An arsenal ship could also sling air-launched decoys, which are becoming ever smarter, from standoff ranges towards enemy radar and SAM sites in support of fighter operations. This is especially relevant as potential enemies acquire radar systems that are capable of detecting stealth aircraft under certain circumstances. Stealth, combined with the capabilities that air-launched decoys that are also capable of jamming provides would give even the most well defended enemy a serious defensive challenge.
In the end, the arsenal ship is a concept that has been long overdue and it is fantastic to see the Pentagon move forward on making it a reality. Once again, we don’t know which existing aircraft will be tapped for this mission, but it is likely to be the B-1 as it does not have the B-52's nuclear mission. Additionally, a lower-end arsenal ship of sorts is emerging via new variants of the AC-130 gunship. As such, duplicating this capability and limiting it to a turboprop platform by using the C-130 makes little sense.

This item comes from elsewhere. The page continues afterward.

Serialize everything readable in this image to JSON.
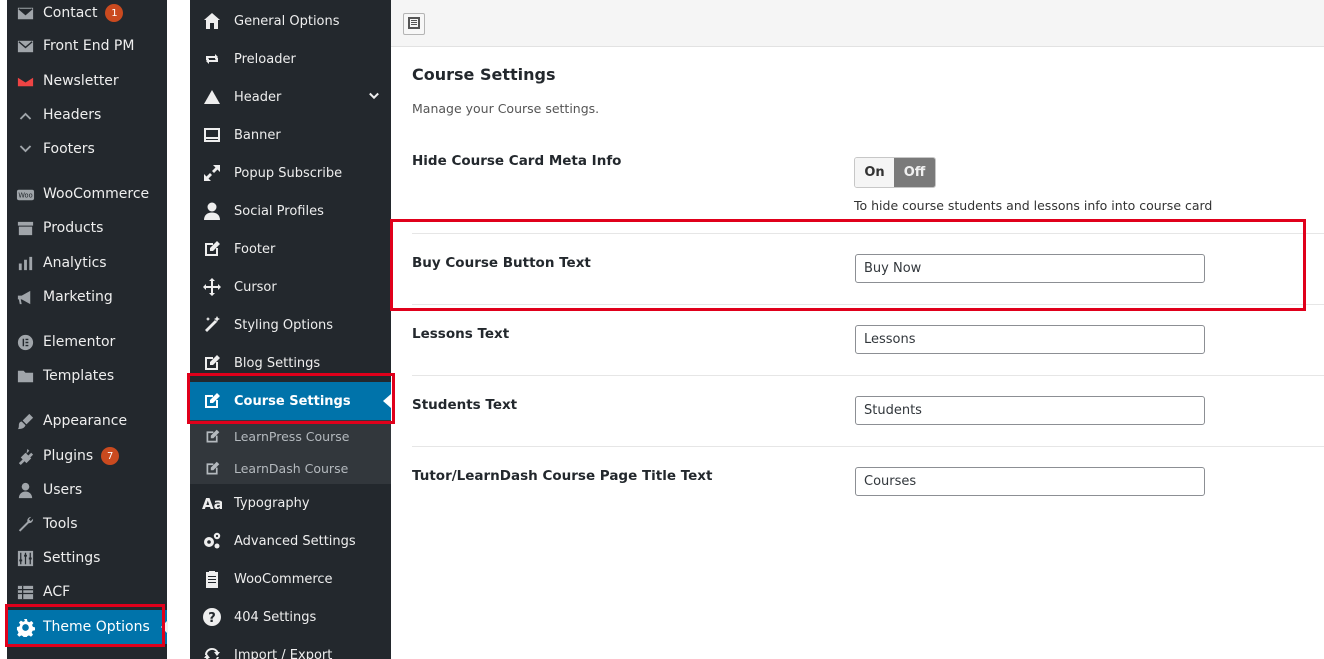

Many of these same capabilities will also probably appear on the upcoming Long Range Strike-Bomber, although it will likely focus more on being a network node and arsenal ship that can operate deep into contested airspace. In such a role it will also likely facilitate F-22 and F-35 operations, but it may also work as a mother ship for unmanned combat air vehicle operations.
With all this in mind, it makes sense that the USAF should bring some of these capabilities to the battlefield before the LRS-B comes on line in the next decade (hopefully). This will not only provide a nice high-low capability mix, but it could also lower some the LRS-B’s development risk.
Above all else, the arsenal ship concept underlines how a small number of properly placed and creatively developed assets can really enhance the capabilities of the total force to a large degree. Hopefully the USAF will see all that this concept can be, and develop it to a logical extent. In the mean time, it is likely one of America’s bombers is going to get new life breathed into it once again.
Contact the author at Tyler@jalopnik.com.
Photos via USAF, B-52 refueling via Northrop Grumman